Architect Pitsou Kedem - Penthouse

Architect Pitsou Kedem's stunning, unconventional design blurs the borders of private rooms and outside areas, in his development, in the old north of Tel Aviv.  This special penthouse covers a total floor of some 600 square meters and is open and transparent in four instructions. The penthouse is wrapped with a display of clear walls.  The internal spaces floating within the building’s shell are exposed to the city passages and movement.  No rooms connect with this outer shell and no rooms block or shut off the view of the city.  The amounts of transparency and exposure are regulated using a variety of approaches of shading, so that extended and steady lines of sight are preserved from one to the other.  The residents amazing collection played a substantial position in the design and style of the spaces, each relating to that particular piece in it.
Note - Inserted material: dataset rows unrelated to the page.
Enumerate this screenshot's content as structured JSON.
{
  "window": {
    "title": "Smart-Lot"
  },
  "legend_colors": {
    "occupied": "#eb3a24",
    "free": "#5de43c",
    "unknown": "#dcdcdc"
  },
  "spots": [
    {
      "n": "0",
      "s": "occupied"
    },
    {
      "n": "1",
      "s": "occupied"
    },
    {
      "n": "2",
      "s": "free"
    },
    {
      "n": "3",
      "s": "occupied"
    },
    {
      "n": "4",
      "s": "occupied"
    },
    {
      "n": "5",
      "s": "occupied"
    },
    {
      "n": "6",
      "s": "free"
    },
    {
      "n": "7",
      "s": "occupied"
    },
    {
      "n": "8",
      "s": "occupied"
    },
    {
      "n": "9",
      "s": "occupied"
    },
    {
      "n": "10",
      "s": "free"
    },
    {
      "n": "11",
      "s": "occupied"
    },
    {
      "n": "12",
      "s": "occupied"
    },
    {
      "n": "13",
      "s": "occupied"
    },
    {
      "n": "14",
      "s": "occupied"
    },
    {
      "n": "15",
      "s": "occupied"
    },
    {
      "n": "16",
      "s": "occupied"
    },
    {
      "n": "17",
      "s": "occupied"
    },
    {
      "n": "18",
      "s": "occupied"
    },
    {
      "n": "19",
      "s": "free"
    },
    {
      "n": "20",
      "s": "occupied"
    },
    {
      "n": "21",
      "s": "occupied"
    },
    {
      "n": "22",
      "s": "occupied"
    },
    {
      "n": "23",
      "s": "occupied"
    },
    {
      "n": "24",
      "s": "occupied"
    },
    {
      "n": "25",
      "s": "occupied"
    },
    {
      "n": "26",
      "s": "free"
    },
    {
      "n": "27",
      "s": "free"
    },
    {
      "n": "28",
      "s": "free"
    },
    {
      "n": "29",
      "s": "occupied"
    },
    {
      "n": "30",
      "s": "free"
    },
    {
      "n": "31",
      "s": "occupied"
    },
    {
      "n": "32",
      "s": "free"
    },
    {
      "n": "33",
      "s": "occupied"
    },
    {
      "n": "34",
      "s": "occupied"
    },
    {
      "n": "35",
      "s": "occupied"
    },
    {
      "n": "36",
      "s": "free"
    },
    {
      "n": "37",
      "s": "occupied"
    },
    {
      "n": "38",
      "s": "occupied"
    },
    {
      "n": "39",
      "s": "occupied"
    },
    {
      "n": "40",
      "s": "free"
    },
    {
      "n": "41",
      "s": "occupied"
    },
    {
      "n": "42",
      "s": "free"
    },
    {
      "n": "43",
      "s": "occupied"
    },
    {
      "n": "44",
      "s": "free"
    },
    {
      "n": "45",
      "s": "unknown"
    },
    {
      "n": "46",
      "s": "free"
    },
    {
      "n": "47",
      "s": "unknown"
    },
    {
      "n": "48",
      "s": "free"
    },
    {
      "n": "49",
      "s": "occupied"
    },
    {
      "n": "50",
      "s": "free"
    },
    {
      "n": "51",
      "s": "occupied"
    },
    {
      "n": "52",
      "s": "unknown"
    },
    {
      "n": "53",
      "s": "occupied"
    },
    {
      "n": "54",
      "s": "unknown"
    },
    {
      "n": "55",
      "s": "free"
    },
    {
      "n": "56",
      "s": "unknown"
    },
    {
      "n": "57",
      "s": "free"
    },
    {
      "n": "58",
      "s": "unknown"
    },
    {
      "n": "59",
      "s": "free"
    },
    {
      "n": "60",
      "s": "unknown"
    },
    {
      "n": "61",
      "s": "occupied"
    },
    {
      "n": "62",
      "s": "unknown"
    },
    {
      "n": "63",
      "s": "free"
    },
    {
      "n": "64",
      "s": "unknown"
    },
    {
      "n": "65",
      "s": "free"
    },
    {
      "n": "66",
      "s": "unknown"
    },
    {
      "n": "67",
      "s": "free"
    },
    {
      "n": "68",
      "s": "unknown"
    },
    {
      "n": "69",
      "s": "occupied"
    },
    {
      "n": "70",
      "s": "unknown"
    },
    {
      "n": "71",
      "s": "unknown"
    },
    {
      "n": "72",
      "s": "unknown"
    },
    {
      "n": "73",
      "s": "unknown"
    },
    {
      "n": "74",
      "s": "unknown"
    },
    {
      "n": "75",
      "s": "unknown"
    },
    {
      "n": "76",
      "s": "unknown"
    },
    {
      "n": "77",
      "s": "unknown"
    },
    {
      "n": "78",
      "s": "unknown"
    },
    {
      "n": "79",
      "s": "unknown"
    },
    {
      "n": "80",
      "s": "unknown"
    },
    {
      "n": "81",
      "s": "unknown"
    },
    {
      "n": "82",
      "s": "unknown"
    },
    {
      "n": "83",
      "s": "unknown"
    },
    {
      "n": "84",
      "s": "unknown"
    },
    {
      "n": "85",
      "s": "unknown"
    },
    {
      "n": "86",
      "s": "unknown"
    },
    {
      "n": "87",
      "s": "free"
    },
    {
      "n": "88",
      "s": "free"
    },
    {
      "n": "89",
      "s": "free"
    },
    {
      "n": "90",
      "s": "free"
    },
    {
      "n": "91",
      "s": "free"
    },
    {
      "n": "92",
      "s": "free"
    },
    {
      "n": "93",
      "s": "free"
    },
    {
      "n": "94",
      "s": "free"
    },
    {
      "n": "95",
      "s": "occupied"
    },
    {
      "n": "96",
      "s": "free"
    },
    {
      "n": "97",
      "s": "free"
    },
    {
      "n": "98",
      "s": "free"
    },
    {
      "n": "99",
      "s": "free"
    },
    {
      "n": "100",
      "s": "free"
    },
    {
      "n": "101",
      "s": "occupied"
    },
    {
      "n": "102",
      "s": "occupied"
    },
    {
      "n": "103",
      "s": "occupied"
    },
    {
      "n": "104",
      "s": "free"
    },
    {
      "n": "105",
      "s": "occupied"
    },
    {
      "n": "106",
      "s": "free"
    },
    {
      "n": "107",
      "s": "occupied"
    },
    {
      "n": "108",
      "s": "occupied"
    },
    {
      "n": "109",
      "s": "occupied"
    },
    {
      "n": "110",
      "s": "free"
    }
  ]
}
Along the complete frontage, there are transparent, teak framed sliding doors which enable for the opening and closing of the different inner spaces. The city merges into the apartment, climate is regulated as residents get pleasure from the sky line and shifting lights at any provided time.  The resources utilized in the apartment’s development are for the most portion proven in their raw state. The floor is poured terrazzo and an exposed concrete wall in the living area is offset with a metal bookcase.  The pool is entirely covered with dark stone so that the city can be reflected in its entirety in the water. 






























“ I dream of a new age of curiosity. We have the technical means for it; the desire is there; the things to be known are infinite; the people who can employ themselves at this task exist. Why do we suffer? From too little: from channels that are too narrow, skimpy, quasi-monopolistic, insufficient. There is no point in adopting a quasi- protectionist attitude, to prevent 'bad' information from invading and suffocating the 'good'. Rather, we must simply multiply the paths and the possibilities of comings and goings."

Philosopher Michel Foucault